‘Good, as long as we understand each other,’ he said.
The tight feeling in Katie’s chest released—a little. Her physical attraction to this man was nothing to be afraid of. Especially as there was no way on earth she’d ever act upon it. And no chance whatsoever that O’Riordan would ever see her in that way. From the copious research she’d done on him in the last forty-eight hours, she knew his dating history consisted mostly of supermodels and actresses and assorted other women who looked as sensational as he did.
She reached for the folder by her chair, desperate to direct their conversation back to where it needed to be. ‘Would you like to see the concepts we were asked to put together for the event?’ she asked, standing to place the folder on his desk. ‘I understand it’s for a week-long team-building event at your headquarters in––’
‘Excuse me?’ She folded her arms over the portfolio and stood dumbly, staring at him, panic joining the unwelcome sensations still shimmering through her body.
Had Caroline Meyer, her assistant, got the details of the brief wrong? Surely not? Caro was brilliant, she didn’t make mistakes. And, anyway, they’d spent forty-eight hours with very little sleep putting together this portfolio. If they’d got the brief wrong, there was no way he was going to give her this commission and all their work would have been wasted.

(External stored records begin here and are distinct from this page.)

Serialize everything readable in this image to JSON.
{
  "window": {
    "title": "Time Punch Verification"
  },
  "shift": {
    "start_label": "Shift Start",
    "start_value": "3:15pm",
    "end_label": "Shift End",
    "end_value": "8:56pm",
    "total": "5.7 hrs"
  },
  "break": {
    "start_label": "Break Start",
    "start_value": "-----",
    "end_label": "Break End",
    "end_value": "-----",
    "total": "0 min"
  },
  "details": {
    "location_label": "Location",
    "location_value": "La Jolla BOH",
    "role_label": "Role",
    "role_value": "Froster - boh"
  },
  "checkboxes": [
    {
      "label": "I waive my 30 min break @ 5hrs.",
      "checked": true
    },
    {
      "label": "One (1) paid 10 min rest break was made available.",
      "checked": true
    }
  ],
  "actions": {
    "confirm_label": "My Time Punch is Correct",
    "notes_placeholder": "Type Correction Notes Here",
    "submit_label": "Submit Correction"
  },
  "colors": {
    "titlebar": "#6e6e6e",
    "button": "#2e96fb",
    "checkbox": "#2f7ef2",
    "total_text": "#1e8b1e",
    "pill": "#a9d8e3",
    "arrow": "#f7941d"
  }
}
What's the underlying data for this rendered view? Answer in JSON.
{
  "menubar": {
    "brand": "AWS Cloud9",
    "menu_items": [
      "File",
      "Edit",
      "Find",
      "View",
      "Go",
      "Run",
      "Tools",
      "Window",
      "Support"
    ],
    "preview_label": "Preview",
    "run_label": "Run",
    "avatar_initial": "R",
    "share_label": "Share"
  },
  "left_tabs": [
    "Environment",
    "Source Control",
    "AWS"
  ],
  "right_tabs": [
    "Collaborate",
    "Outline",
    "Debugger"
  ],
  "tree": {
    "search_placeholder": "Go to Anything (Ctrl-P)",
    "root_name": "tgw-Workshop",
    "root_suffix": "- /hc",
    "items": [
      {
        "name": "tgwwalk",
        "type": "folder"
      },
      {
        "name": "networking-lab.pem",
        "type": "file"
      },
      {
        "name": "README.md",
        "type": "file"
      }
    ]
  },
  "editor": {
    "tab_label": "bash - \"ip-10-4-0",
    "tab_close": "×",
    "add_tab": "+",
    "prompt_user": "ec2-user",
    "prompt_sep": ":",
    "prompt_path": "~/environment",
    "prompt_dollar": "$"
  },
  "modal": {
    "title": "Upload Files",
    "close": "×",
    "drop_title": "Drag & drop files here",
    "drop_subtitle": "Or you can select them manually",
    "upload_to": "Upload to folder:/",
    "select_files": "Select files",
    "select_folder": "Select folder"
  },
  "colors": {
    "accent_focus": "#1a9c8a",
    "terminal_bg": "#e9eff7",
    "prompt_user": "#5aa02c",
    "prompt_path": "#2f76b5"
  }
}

But, before she had a chance to spiral into a full-blown anxiety attack, he gestured for her to sit back down.
‘I had you deliberately misinformed about the brief.’
‘But…why?’ she asked, not sure whether to be annoyed or astonished.
‘Because I value my family’s privacy, and I don’t want information about the actual event or its location being leaked to the press. I’ll expect you to sign an NDA before I hire you.’
‘I…I understand,’ she said, although she really didn’t. Maintaining a client’s privacy was part of any reputable event planner’s DNA. Leaking that kind of information could destroy a company’s reputation, especially a company like hers, which was hoping to plan exclusive, boutique events for a high-end clientele.
‘Of course. I’ll be more than happy to sign an NDA if that’s what you require.’ After all, it was just another of his unnecessary demands.
She knew how taciturn and demanding men like Conall O’Riordan could be, because her half-brother, Ross De Courtney, owned and ran the biggest logistic firm in Europe. Maybe Ross wasn’t self-made like O’Riordan, having inherited De Courtney’s from their late father. But Ross had the same drive and ambition, having grown the company’s status and reach exponentially in the ten years he’d been its CEO, and he had the same demanding, inflexible personality.
But she’d never had to organise an event for Ross. She hadn’t even been a part of his life for five years, ever since their epic falling out over her marriage.
‘What you feel for Tom isn’t love, it’s pity, Katie. You’re nineteen. I refuse to give you my permission to do something so ludicrous. And I’m certainly not paying for a wedding.’
‘I don’t need your money for a wedding, or anything else, and I certainly don’t need your permission.’
She swallowed the lump of anxiety that always surfaced when she thought of the angry words they’d exchanged, and how easy it had been for Ross to cut her out of his life. Just like their father…
Katie sliced off that unhelpful memory before it could take root, knowing it would only make her feel shakier.
So not the time, Katie.